Web page and app entries
>>>

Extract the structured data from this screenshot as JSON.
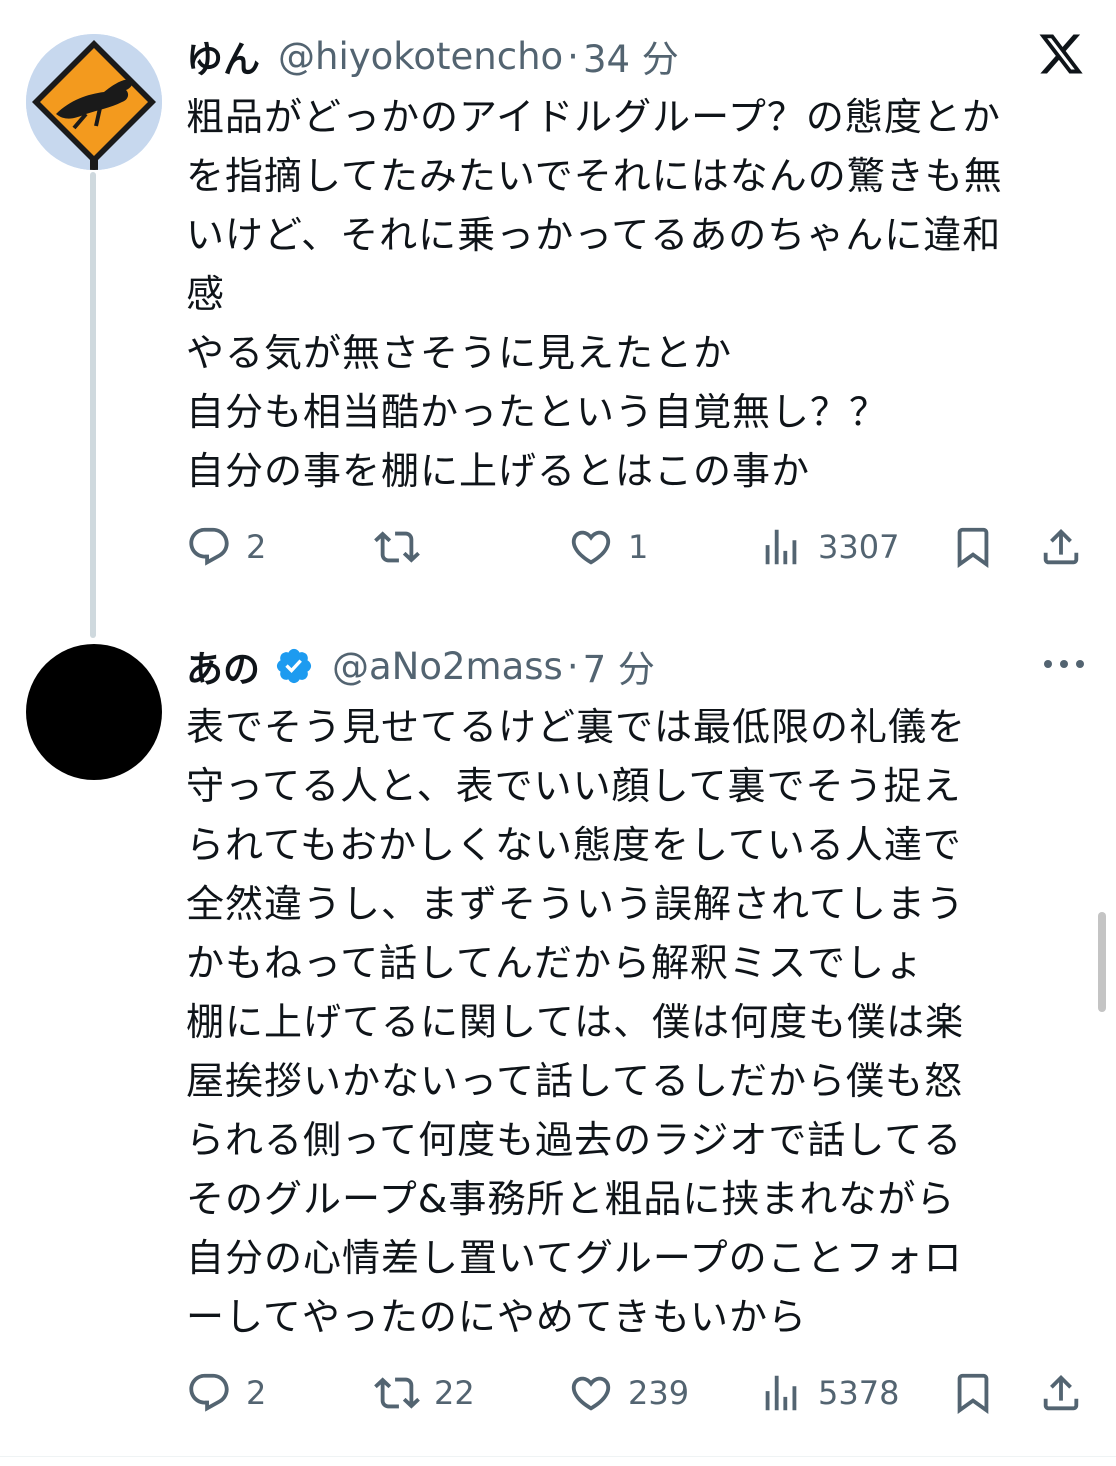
{
  "tweets": [
    {
      "display_name": "ゆん",
      "handle": "@hiyokotencho",
      "time": "34 分",
      "body": "粗品がどっかのアイドルグループ？の態度とか\nを指摘してたみたいでそれにはなんの驚きも無\nいけど、それに乗っかってるあのちゃんに違和\n感\nやる気が無さそうに見えたとか\n自分も相当酷かったという自覚無し？？\n自分の事を棚に上げるとはこの事か",
      "replies": "2",
      "retweets": "",
      "likes": "1",
      "views": "3307"
    },
    {
      "display_name": "あの",
      "handle": "@aNo2mass",
      "time": "7 分",
      "body": "表でそう見せてるけど裏では最低限の礼儀を\n守ってる人と、表でいい顔して裏でそう捉え\nられてもおかしくない態度をしている人達で\n全然違うし、まずそういう誤解されてしまう\nかもねって話してんだから解釈ミスでしょ\n棚に上げてるに関しては、僕は何度も僕は楽\n屋挨拶いかないって話してるしだから僕も怒\nられる側って何度も過去のラジオで話してる\nそのグループ&事務所と粗品に挟まれながら\n自分の心情差し置いてグループのことフォロ\nーしてやったのにやめてきもいから",
      "replies": "2",
      "retweets": "22",
      "likes": "239",
      "views": "5378"
    }
  ],
  "separator": "·",
  "colors": {
    "verified": "#1d9bf0",
    "muted": "#536471",
    "thread_line": "#cfd9de",
    "avatar_sign": "#f39a1e"
  },
  "icons": [
    "x-logo-icon",
    "reply-icon",
    "retweet-icon",
    "like-icon",
    "views-icon",
    "bookmark-icon",
    "share-icon",
    "verified-badge-icon",
    "more-options-icon"
  ]
}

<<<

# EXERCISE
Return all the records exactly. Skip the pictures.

# REPLY TO THE EXERCISE
Extract the structured data from this screenshot as JSON.
{
  "tweets": [
    {
      "display_name": "ゆん",
      "handle": "@hiyokotencho",
      "time": "34 分",
      "body": "粗品がどっかのアイドルグループ？の態度とか\nを指摘してたみたいでそれにはなんの驚きも無\nいけど、それに乗っかってるあのちゃんに違和\n感\nやる気が無さそうに見えたとか\n自分も相当酷かったという自覚無し？？\n自分の事を棚に上げるとはこの事か",
      "replies": "2",
      "retweets": "",
      "likes": "1",
      "views": "3307"
    },
    {
      "display_name": "あの",
      "handle": "@aNo2mass",
      "time": "7 分",
      "body": "表でそう見せてるけど裏では最低限の礼儀を\n守ってる人と、表でいい顔して裏でそう捉え\nられてもおかしくない態度をしている人達で\n全然違うし、まずそういう誤解されてしまう\nかもねって話してんだから解釈ミスでしょ\n棚に上げてるに関しては、僕は何度も僕は楽\n屋挨拶いかないって話してるしだから僕も怒\nられる側って何度も過去のラジオで話してる\nそのグループ&事務所と粗品に挟まれながら\n自分の心情差し置いてグループのことフォロ\nーしてやったのにやめてきもいから",
      "replies": "2",
      "retweets": "22",
      "likes": "239",
      "views": "5378"
    }
  ],
  "separator": "·",
  "colors": {
    "verified": "#1d9bf0",
    "muted": "#536471",
    "thread_line": "#cfd9de",
    "avatar_sign": "#f39a1e"
  },
  "icons": [
    "x-logo-icon",
    "reply-icon",
    "retweet-icon",
    "like-icon",
    "views-icon",
    "bookmark-icon",
    "share-icon",
    "verified-badge-icon",
    "more-options-icon"
  ]
}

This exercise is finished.